With the scrape of a chair on the wood floor, the man rose — chest out, head slightly down, arms by his side. And then he began to sing. Conversation in the restaurant soon quieted. From the kitchen we squinted into the dining room.

I spent time cooking in an Italian restaurant in San Francisco that hosted many from the local Italian-American community. Service was in rapid-fire Italian, so I had no idea what was said, but learned to deduce. That night, I truly didn’t know what was happening.

Another man stood up and joined the song. Conversation had now fully ceased, revealing only the chimes of wine glasses and silverware — and, of course, the singing. Now a third, and then fourth man. I looked at Tony next to me and then back to the dining room. A fifth and sixth man joined as the dining room was silent save for the pure song. The service staff was frozen in place. The song grew until all the guests were singing.

After the song ended with cheers, I looked at Tony again. He looked at me with tears and said, “That was beautiful.” I went to respond — tasted salt and choked. I, too, had teared up.

This experience had highlighted a belief I had about a disconnect in our junior American culture — we have nothing like this. It’s true, singing “Happy Birthday” is close, but its often half-hearted execution lacks the depth of history and culture in comparison.

Recently, things changed for me. Artist and friend Paolo Salvagione recently released One for Each, his limited edition artists’ book. It’s the result of his being the 2012 Imprint Artist in Residence at the San Francisco Center for the Book. The edition was large in scope and execution. From the start, from the sidelines, I watched Paolo’s effort in the development of his edition. I watched the Center’s Mike Bartalos, Rhiannon Alpers, and staff join him in full support. And then soon after, writer Marc Weidenbaum added in a series of essays. Designer Brian Scott responded with type, and Heimo Schmidt with photos. An idea, a movement was put forth, and many united, creating something better than an individual alone could make.

This time I knew what was happening, and it was my chance to stand up, chest out, look into everyone’s eyes, and sing with them.

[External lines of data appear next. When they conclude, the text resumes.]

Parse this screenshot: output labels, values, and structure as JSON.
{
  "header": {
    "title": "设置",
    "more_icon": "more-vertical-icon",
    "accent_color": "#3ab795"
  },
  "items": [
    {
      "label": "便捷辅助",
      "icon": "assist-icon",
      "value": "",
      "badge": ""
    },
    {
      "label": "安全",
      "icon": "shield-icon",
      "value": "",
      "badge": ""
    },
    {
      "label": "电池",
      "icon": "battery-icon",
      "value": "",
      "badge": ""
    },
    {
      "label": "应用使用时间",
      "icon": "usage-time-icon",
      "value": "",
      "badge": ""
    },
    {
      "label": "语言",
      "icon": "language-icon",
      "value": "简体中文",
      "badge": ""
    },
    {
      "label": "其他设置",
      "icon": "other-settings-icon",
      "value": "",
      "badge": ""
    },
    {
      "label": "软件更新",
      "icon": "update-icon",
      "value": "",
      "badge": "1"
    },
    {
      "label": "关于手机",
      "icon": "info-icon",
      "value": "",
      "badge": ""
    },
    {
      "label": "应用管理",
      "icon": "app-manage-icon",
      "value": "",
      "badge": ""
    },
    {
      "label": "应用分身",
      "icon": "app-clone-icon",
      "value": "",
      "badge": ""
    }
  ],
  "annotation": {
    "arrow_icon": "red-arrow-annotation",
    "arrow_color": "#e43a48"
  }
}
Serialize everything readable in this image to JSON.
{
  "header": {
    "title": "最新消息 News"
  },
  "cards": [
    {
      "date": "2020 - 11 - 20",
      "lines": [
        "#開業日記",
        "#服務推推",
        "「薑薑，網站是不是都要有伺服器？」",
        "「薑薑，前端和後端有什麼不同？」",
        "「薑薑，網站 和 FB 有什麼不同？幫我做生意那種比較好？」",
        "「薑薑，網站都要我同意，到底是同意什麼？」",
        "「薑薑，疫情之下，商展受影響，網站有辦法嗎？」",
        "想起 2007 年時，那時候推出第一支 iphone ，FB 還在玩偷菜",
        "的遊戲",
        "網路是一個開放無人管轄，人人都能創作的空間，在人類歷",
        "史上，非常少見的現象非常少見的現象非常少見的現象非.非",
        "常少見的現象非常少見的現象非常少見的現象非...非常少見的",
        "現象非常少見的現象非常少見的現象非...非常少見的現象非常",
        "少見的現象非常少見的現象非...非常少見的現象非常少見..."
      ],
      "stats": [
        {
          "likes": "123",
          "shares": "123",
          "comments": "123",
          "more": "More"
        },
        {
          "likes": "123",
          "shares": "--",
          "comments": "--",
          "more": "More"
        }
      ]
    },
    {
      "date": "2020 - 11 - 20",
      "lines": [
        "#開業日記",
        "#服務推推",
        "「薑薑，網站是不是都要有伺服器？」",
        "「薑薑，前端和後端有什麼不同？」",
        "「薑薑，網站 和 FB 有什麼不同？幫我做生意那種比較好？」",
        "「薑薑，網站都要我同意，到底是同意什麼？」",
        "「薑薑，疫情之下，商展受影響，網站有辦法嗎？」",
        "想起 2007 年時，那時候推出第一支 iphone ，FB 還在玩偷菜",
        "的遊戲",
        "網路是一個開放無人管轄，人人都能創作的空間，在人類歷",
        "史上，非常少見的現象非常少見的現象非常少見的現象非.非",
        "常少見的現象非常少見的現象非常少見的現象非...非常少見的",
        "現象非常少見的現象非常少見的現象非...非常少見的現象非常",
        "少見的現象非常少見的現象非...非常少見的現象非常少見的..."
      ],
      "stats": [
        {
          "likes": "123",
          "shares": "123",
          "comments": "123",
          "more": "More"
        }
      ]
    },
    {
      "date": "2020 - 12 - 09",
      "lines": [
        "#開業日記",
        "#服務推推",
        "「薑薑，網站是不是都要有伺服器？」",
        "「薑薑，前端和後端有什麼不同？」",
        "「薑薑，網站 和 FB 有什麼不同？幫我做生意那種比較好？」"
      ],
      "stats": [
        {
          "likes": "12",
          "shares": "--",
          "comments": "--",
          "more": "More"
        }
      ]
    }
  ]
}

My contribution was to build — for the exhibit’s opening event — food and drink that directly related to the edition: five gifts for five layers of five senses. Inspiration from inspiration.

Gift one was based on layer one of the edition, Sight, which involved the use of 3D glasses to view images printed in red and cyan. We concocted a cocktail to represent this: a red negroni with ice as the cyan. Here is the recipe:

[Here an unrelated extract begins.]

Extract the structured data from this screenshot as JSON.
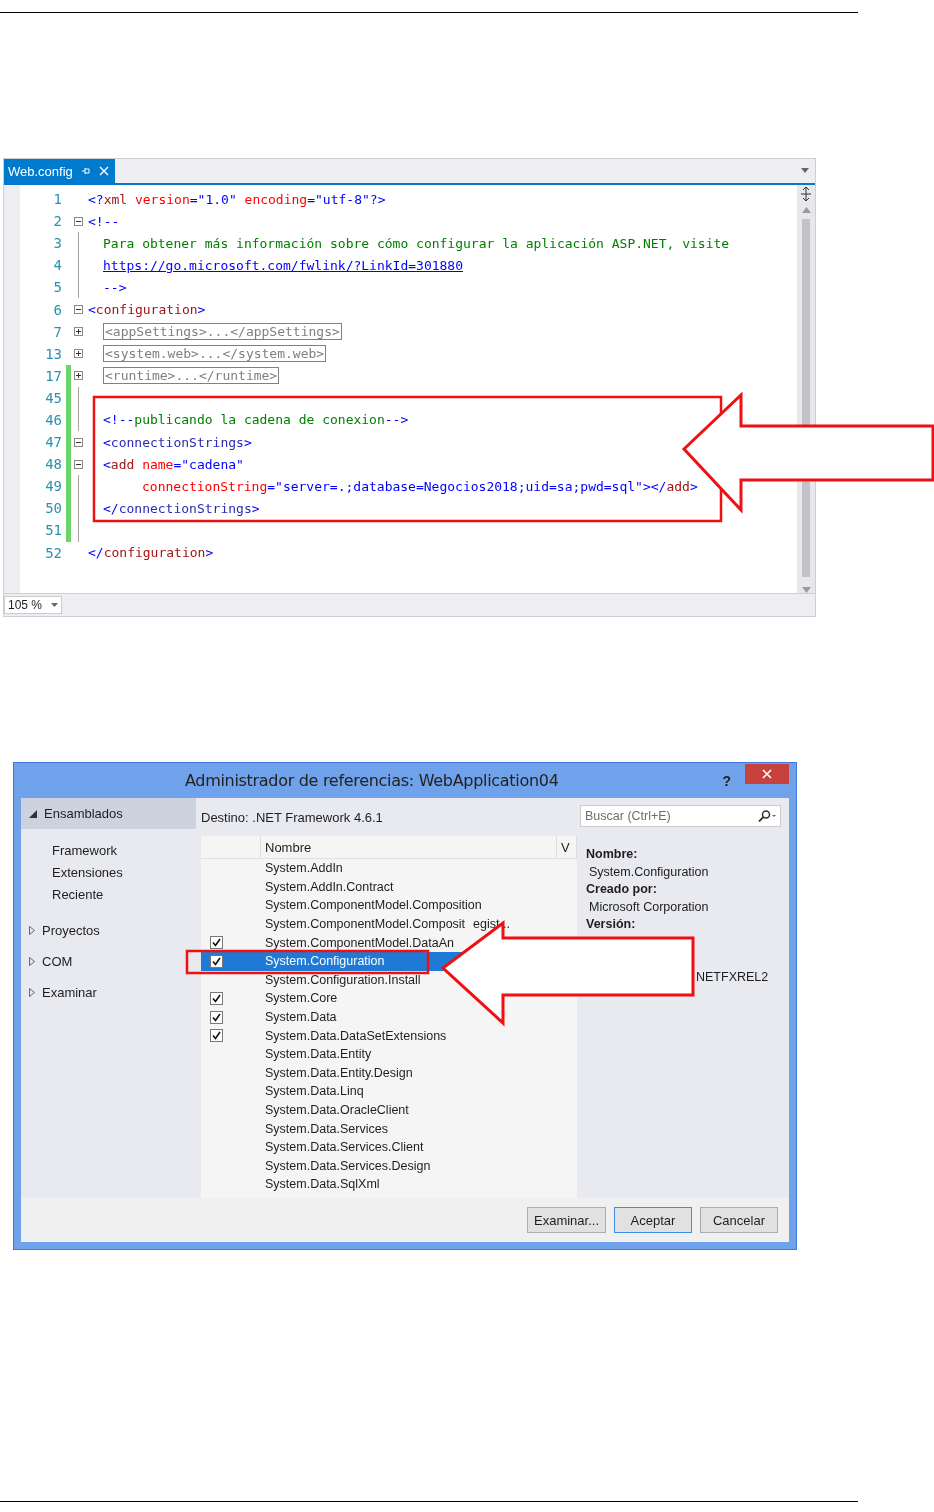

Three-Dimensional Cocktail

Ingredients:

  • 1 oz. gin
  • 1 oz. Campari
  • 1 oz. vermouth rosso (red or sweet)
  • 1 dash Regan’s Orange Bitters No. 6
  • 3 oz. water
  • blue food coloring

To prepare the glass:

  1. Color the 3 oz. water with the blue food coloring.
  2. Pour into glass and freeze until solid.

To prepare the cocktail:

  1. Combine all the other ingredients in a mixer with ice cubes and stir for 30 seconds.
  2. Remove prepared glass from freezer and strain mixture into the glass.
  3. Serve immediately.

Photo courtesy of Heimo

Photo courtesy of Heimo

Photo courtesy of Heimo

Photo courtesy of Heimo

Photo courtesy of Heimo

Photo courtesy of Heimo

Photo courtesy of Heimo

Photo courtesy of Heimo

Photo courtesy of Heimo

Photo courtesy of Heimo

Thank you Alexandra Rose Franco, Jennifer Robin Berry, Paul Donald, and James Tucker. Kaku plates by WASARA compliments of Branch.